Exercise objective | Restating the records exactly is the whole task.
────────────────
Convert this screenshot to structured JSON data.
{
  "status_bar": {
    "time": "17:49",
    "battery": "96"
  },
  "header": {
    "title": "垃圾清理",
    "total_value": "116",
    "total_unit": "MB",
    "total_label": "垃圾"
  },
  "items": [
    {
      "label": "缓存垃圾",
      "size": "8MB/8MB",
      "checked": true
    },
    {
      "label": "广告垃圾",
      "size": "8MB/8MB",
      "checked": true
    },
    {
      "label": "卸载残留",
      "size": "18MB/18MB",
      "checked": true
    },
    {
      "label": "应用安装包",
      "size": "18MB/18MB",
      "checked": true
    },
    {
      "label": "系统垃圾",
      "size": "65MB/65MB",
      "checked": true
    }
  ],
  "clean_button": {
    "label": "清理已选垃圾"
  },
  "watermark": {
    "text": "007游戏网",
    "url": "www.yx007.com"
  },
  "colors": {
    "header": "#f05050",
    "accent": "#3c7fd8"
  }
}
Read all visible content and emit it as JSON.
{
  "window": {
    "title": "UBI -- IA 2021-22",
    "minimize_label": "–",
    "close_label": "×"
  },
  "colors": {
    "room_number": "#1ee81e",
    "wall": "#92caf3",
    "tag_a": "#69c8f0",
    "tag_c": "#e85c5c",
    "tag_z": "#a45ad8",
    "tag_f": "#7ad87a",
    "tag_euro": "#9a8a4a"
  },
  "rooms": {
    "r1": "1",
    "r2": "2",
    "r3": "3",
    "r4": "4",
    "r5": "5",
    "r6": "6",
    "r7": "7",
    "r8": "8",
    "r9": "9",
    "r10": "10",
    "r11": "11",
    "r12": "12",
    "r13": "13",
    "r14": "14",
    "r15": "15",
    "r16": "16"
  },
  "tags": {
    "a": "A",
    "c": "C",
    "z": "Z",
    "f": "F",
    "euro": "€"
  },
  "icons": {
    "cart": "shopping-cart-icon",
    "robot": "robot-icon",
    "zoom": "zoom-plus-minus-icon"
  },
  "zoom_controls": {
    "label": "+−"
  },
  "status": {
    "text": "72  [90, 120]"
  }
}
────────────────
Solution |
Convert this screenshot to structured JSON data.
{
  "status_bar": {
    "time": "17:49",
    "battery": "96"
  },
  "header": {
    "title": "垃圾清理",
    "total_value": "116",
    "total_unit": "MB",
    "total_label": "垃圾"
  },
  "items": [
    {
      "label": "缓存垃圾",
      "size": "8MB/8MB",
      "checked": true
    },
    {
      "label": "广告垃圾",
      "size": "8MB/8MB",
      "checked": true
    },
    {
      "label": "卸载残留",
      "size": "18MB/18MB",
      "checked": true
    },
    {
      "label": "应用安装包",
      "size": "18MB/18MB",
      "checked": true
    },
    {
      "label": "系统垃圾",
      "size": "65MB/65MB",
      "checked": true
    }
  ],
  "clean_button": {
    "label": "清理已选垃圾"
  },
  "watermark": {
    "text": "007游戏网",
    "url": "www.yx007.com"
  },
  "colors": {
    "header": "#f05050",
    "accent": "#3c7fd8"
  }
}
Read all visible content and emit it as JSON.
{
  "window": {
    "title": "UBI -- IA 2021-22",
    "minimize_label": "–",
    "close_label": "×"
  },
  "colors": {
    "room_number": "#1ee81e",
    "wall": "#92caf3",
    "tag_a": "#69c8f0",
    "tag_c": "#e85c5c",
    "tag_z": "#a45ad8",
    "tag_f": "#7ad87a",
    "tag_euro": "#9a8a4a"
  },
  "rooms": {
    "r1": "1",
    "r2": "2",
    "r3": "3",
    "r4": "4",
    "r5": "5",
    "r6": "6",
    "r7": "7",
    "r8": "8",
    "r9": "9",
    "r10": "10",
    "r11": "11",
    "r12": "12",
    "r13": "13",
    "r14": "14",
    "r15": "15",
    "r16": "16"
  },
  "tags": {
    "a": "A",
    "c": "C",
    "z": "Z",
    "f": "F",
    "euro": "€"
  },
  "icons": {
    "cart": "shopping-cart-icon",
    "robot": "robot-icon",
    "zoom": "zoom-plus-minus-icon"
  },
  "zoom_controls": {
    "label": "+−"
  },
  "status": {
    "text": "72  [90, 120]"
  }
}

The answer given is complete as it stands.